In 1973, OPEC tried (and to a nontrivial extent, succeeded in) artificially turning world opinion against Israel by denying oil to Israel’s allies. This year, OPEC’s influence on the fuel market is finally being washed away by America’s science acumen. Specifically: fracking; hydraulically fracturing rock to release heretofore untappable petroleum reserves.
China has its own OPEC-style monopoly. China owns every single panda bear in the world.
There was a time when China gave pandas as gifts. In fact, “panda diplomacy” dates back to the 7th century, when a Tang empress gave a pair of bears to the emperor of Japan. In 1972, modern China revived the practice; Mao celebrated Nixon’s visit by giving the U.S. a pair of pandas. Suddenly, everyone wanted a panda, and over the next two decades, bichrome bears were bestowed on eight other grateful targets of Chinese diplomacy. But in 1984, the pandathon abruptly ended.
China continued to bestow pandas only on select countries, but they stopped being gifts. They were rentals. American zoos could apply for panda sets, but the bears would come with ten-year contracts, at the price of $1 million per couple per year. The CCP would retain bear ownership — including ownership of any cubs born during the loan. In fact, a cub ads $600,000 to your annual tab, and has to be returned with its parents. None of the original gift-pandas are alive; neither are their progeny. Every last panda on the planet is controlled by the People’s dictators in Beijing.
When in the course of human events, it becomes necessary for free men to dissolve a criminal government’s monopoly over a species of cuddly bears, a decent respect to the opinions of mankind requires that they should declare the causes which impel them to the dissolution. Every year, American zoos pay millions in panda money to a government that tortures, murders, and harvests the organs of its citizens, en masse. It uses its God-given pandas to put an adorable face on the genocide of Tibet. No free people — least of all, a nation founded on the self-evident truth that all men are created equal — should be in business with such a government.
So let us turn to science.
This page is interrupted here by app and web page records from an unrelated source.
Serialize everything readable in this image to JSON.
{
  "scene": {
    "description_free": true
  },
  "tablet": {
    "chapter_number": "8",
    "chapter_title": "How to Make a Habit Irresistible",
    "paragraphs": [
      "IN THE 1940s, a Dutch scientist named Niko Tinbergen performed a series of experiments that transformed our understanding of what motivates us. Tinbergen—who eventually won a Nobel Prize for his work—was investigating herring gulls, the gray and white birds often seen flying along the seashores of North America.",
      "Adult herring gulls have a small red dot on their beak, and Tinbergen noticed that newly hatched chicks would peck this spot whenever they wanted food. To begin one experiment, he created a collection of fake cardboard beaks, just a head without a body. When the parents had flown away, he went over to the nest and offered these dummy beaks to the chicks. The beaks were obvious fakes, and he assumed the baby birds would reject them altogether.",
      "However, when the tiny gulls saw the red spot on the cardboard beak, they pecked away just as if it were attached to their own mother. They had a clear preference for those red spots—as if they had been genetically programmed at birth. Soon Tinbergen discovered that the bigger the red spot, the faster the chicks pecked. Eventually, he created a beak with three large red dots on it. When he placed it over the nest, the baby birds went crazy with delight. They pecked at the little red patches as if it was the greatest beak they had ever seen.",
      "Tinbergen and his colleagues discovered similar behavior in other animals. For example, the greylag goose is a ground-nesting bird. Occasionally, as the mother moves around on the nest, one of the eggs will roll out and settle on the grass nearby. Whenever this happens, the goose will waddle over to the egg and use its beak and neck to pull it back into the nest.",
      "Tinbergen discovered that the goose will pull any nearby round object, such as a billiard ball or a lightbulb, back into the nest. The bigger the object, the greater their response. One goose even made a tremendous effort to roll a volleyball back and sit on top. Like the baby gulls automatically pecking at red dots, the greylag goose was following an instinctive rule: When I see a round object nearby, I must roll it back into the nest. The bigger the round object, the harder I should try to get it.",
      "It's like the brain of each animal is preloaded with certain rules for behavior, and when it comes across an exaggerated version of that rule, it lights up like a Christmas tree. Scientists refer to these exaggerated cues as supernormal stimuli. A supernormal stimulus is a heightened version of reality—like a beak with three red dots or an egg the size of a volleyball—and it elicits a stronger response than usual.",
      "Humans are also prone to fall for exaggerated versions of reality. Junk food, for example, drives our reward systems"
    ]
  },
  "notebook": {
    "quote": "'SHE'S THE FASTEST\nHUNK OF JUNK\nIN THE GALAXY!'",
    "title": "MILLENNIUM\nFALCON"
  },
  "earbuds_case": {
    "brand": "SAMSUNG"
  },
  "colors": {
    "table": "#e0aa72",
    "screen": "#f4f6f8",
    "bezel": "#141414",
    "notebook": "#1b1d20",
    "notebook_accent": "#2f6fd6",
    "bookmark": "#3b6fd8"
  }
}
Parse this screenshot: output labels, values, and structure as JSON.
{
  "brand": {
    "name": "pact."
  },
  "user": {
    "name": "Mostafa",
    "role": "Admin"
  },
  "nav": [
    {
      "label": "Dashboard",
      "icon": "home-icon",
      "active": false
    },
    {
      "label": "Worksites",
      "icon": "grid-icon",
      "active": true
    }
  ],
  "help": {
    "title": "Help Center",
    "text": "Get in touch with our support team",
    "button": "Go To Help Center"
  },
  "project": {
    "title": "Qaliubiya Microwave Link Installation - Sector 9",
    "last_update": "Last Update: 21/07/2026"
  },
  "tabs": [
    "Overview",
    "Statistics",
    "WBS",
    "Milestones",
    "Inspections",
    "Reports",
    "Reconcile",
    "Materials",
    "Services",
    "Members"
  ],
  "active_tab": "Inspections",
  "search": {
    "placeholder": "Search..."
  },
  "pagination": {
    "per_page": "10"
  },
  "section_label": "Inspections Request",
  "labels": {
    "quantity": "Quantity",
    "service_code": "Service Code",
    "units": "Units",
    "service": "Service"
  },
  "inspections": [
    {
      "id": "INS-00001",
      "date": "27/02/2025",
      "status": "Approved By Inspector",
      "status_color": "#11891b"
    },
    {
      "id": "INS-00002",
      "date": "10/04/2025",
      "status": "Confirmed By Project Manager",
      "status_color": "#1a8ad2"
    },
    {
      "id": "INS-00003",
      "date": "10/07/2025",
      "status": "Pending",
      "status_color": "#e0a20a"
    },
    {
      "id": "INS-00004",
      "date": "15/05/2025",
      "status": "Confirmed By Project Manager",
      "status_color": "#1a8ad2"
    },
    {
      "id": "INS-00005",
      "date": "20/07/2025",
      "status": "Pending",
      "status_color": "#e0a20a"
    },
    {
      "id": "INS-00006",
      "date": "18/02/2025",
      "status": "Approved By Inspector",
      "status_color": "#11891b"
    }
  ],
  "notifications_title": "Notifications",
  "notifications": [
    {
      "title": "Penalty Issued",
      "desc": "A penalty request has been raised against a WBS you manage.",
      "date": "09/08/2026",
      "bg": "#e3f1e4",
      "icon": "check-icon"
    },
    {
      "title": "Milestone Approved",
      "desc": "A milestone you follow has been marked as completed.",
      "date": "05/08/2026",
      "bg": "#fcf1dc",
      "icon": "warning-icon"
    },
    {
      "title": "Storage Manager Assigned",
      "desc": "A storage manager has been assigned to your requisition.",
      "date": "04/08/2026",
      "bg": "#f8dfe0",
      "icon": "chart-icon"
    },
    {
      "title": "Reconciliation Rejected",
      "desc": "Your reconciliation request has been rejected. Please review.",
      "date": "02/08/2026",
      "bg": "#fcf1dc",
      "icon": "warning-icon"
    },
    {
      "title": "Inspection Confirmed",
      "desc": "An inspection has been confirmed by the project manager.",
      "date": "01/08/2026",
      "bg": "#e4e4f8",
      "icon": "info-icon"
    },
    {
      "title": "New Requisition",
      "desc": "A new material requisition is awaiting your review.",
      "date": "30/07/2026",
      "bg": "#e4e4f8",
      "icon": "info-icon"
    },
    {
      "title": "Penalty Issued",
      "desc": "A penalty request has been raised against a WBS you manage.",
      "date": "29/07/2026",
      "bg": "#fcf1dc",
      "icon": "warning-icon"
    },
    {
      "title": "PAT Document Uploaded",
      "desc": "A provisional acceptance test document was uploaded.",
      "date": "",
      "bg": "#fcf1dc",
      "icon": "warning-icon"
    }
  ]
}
Hydraulic fracturing won’t break up the panda trust — but a number of American companies and universities have become quite adept at cloning.
The first successful clone was a Scottish sheep named Dolly, born at Edinburgh U in 1996. Contrary to common belief, she was healthy, produced a string of healthy lambs, and died six years later of causes unrelated to her atypical origin. These days, cloning is — if not routine — an established procedure. Cats, dogs, and horses have all been cloned. Also cows, pigs, buffalo, deer, rats, rabbits, ferrets, flies, and so on. A mouse was cloned from a frozen mouse who had died 16 years earlier. A type of endangered bison called a gaur was cloned, in a first step toward test-tube conservation. Cloned mules race on the Nevada mule-race circuit. (Really.)
The great thing about Michael Crichton novels is the way they render fantastic ideas utterly plausible — like the recovery of dinosaur DNA from the blood of blood-sucking insects preserved in prehistoric amber. The half-life of DNA isn’t quite 65 million years, so for the time being, we won’t be able to bring that off. But here’s something we could: Let’s get to work cloning our own pandas.
Write your congressman.
— Josh Gelernter writes weekly for NRO and is a regular contributor to The Weekly Standard.